**How to complete this task:**
Find every line in the entries that holds the string "true" and report it.

**Data records:**
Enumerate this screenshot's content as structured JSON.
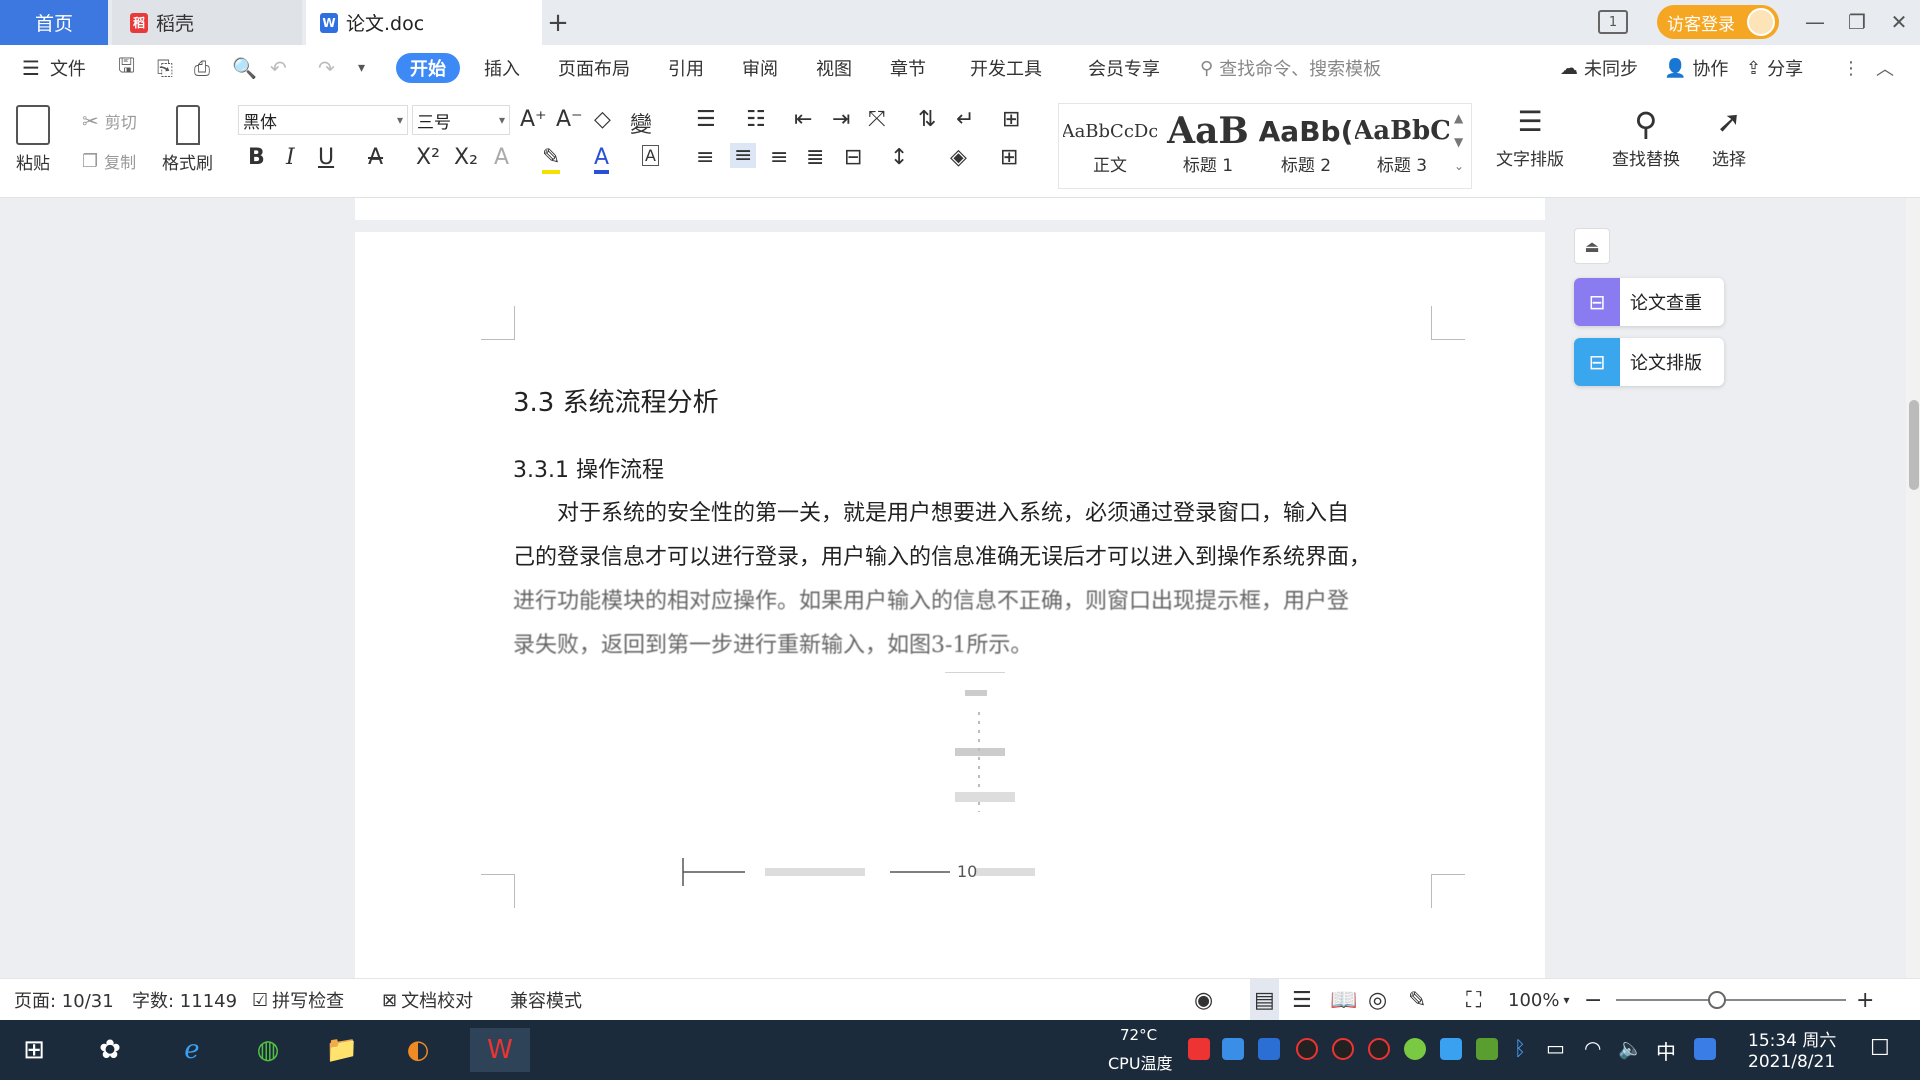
{
  "tabs": {
    "home": "首页",
    "daoke": "稻壳",
    "doc": "论文.doc",
    "add": "+"
  },
  "titlebar": {
    "visitor_login": "访客登录",
    "page_indicator": "1"
  },
  "menu": {
    "file": "文件",
    "items": [
      "开始",
      "插入",
      "页面布局",
      "引用",
      "审阅",
      "视图",
      "章节",
      "开发工具",
      "会员专享"
    ],
    "search_placeholder": "查找命令、搜索模板",
    "not_synced": "未同步",
    "collab": "协作",
    "share": "分享"
  },
  "ribbon": {
    "paste": "粘贴",
    "cut": "剪切",
    "copy": "复制",
    "format_painter": "格式刷",
    "font_name": "黑体",
    "font_size": "三号",
    "styles": [
      {
        "preview": "AaBbCcDc",
        "label": "正文"
      },
      {
        "preview": "AaB",
        "label": "标题 1"
      },
      {
        "preview": "AaBb(",
        "label": "标题 2"
      },
      {
        "preview": "AaBbC",
        "label": "标题 3"
      }
    ],
    "text_layout": "文字排版",
    "find_replace": "查找替换",
    "select": "选择"
  },
  "document": {
    "heading1": "3.3  系统流程分析",
    "heading2": "3.3.1  操作流程",
    "para_lines": [
      "对于系统的安全性的第一关，就是用户想要进入系统，必须通过登录窗口，输入自",
      "己的登录信息才可以进行登录，用户输入的信息准确无误后才可以进入到操作系统界面，",
      "进行功能模块的相对应操作。如果用户输入的信息不正确，则窗口出现提示框，用户登",
      "录失败，返回到第一步进行重新输入，如图3-1所示。"
    ],
    "page_number": "10"
  },
  "side_panel": {
    "check": "论文查重",
    "layout": "论文排版"
  },
  "statusbar": {
    "page": "页面: 10/31",
    "words": "字数: 11149",
    "spell": "拼写检查",
    "proof": "文档校对",
    "compat": "兼容模式",
    "zoom": "100%"
  },
  "taskbar": {
    "cpu_temp": "72°C",
    "cpu_label": "CPU温度",
    "ime": "中",
    "time": "15:34 周六",
    "date": "2021/8/21"
  },
  "colors": {
    "accent": "#3d78e0",
    "start_tab": "#3d8af7",
    "visitor": "#f5a623",
    "taskbar": "#1c2b3b"
  }
}
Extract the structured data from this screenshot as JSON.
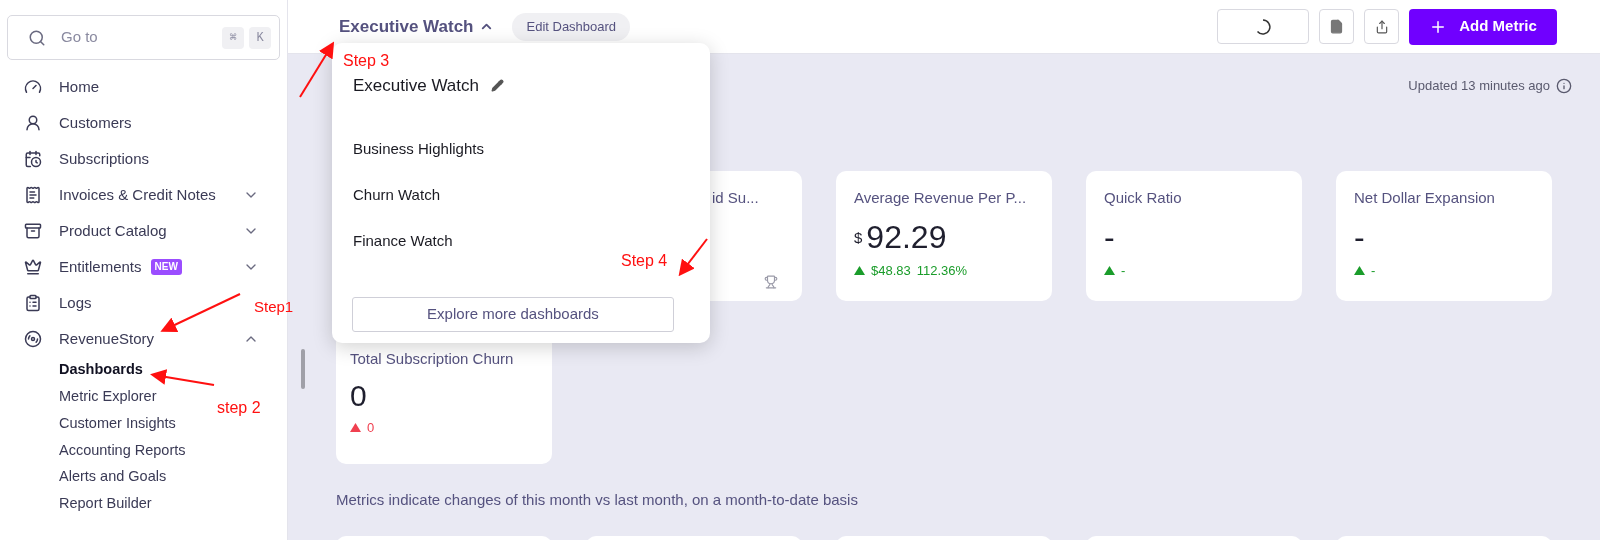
{
  "sidebar": {
    "search": {
      "placeholder": "Go to",
      "shortcut": [
        "⌘",
        "K"
      ]
    },
    "items": [
      {
        "label": "Home"
      },
      {
        "label": "Customers"
      },
      {
        "label": "Subscriptions"
      },
      {
        "label": "Invoices & Credit Notes",
        "expanded": false
      },
      {
        "label": "Product Catalog",
        "expanded": false
      },
      {
        "label": "Entitlements",
        "badge": "NEW",
        "expanded": false
      },
      {
        "label": "Logs"
      },
      {
        "label": "RevenueStory",
        "expanded": true,
        "children": [
          {
            "label": "Dashboards",
            "selected": true
          },
          {
            "label": "Metric Explorer",
            "selected": false
          },
          {
            "label": "Customer Insights",
            "selected": false
          },
          {
            "label": "Accounting Reports",
            "selected": false
          },
          {
            "label": "Alerts and Goals",
            "selected": false
          },
          {
            "label": "Report Builder",
            "selected": false
          }
        ]
      }
    ]
  },
  "header": {
    "title": "Executive Watch",
    "menu_open": true,
    "edit_button": "Edit Dashboard",
    "add_button": "Add Metric"
  },
  "dropdown": {
    "current": "Executive Watch",
    "items": [
      "Business Highlights",
      "Churn Watch",
      "Finance Watch"
    ],
    "footer_button": "Explore more dashboards"
  },
  "updated": "Updated 13 minutes ago",
  "metrics": [
    {
      "title": "id Su...",
      "trophy": true
    },
    {
      "title": "Average Revenue Per P...",
      "currency": "$",
      "value": "92.29",
      "color": "#1a9c2a",
      "delta": "$48.83",
      "percent": "112.36%"
    },
    {
      "title": "Quick Ratio",
      "value": "-",
      "color": "#1a9c2a",
      "delta": "-"
    },
    {
      "title": "Net Dollar Expansion",
      "value": "-",
      "color": "#1a9c2a",
      "delta": "-"
    }
  ],
  "churn": {
    "title": "Total Subscription Churn",
    "value": "0",
    "color": "#f04050",
    "delta": "0"
  },
  "note": "Metrics indicate changes of this month vs last month, on a month-to-date basis",
  "annotations": [
    {
      "text": "Step 3"
    },
    {
      "text": "Step 4"
    },
    {
      "text": "Step1"
    },
    {
      "text": "step 2"
    }
  ]
}
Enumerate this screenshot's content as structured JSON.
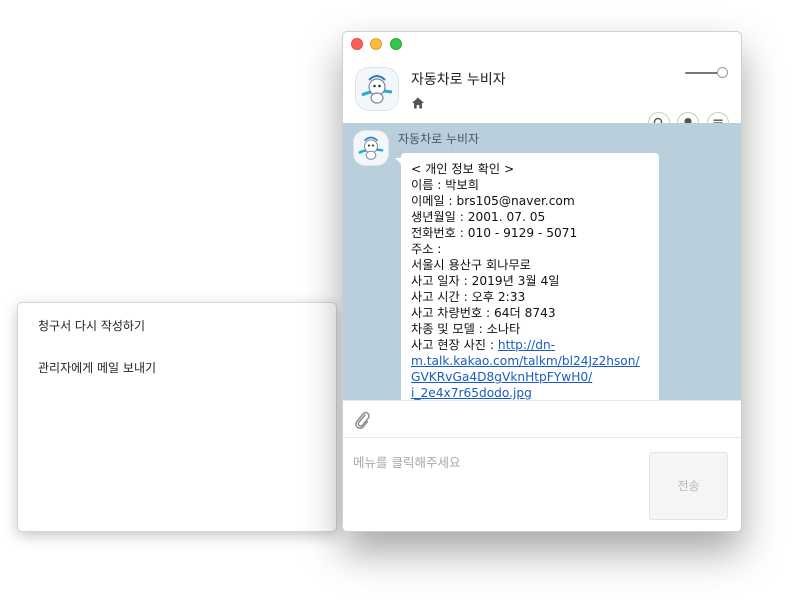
{
  "popup_menu": {
    "items": [
      {
        "label": "청구서 다시 작성하기"
      },
      {
        "label": "관리자에게 메일 보내기"
      }
    ]
  },
  "window": {
    "traffic_lights": {
      "close": "#fc605c",
      "minimize": "#fdbc40",
      "maximize": "#34c84a"
    },
    "header": {
      "title": "자동차로 누비자",
      "icons": [
        "home-icon",
        "search-icon",
        "bell-icon",
        "menu-icon"
      ]
    },
    "chat": {
      "background": "#bacfdc",
      "sender_name": "자동차로 누비자",
      "message_lines": [
        "< 개인 정보 확인 >",
        "이름 : 박보희",
        "이메일 : brs105@naver.com",
        "생년월일 : 2001. 07. 05",
        "전화번호 : 010 - 9129 - 5071",
        "주소 :",
        "서울시 용산구 회나무로",
        "사고 일자 : 2019년 3월 4일",
        "사고 시간 : 오후 2:33",
        "사고 차량번호 : 64더 8743",
        "차종 및 모델 : 소나타"
      ],
      "photo_label": "사고 현장 사진 : ",
      "photo_link_lines": [
        "http://dn-",
        "m.talk.kakao.com/talkm/bl24Jz2hson/",
        "GVKRvGa4D8gVknHtpFYwH0/",
        "i_2e4x7r65dodo.jpg"
      ]
    },
    "toolbar": {
      "attach_icon": "paperclip-icon"
    },
    "input": {
      "placeholder": "메뉴를 클릭해주세요",
      "send_label": "전송"
    }
  }
}
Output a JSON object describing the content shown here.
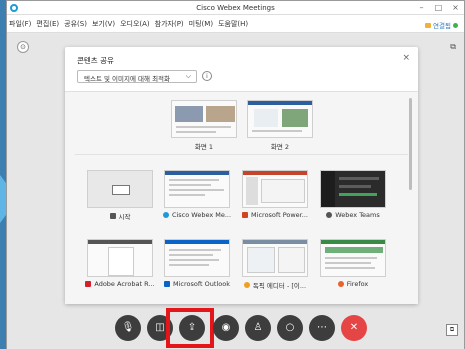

**Finished task:**
        "expanded": true,
            "selected": true
    "menu_open": true,
      "trophy": true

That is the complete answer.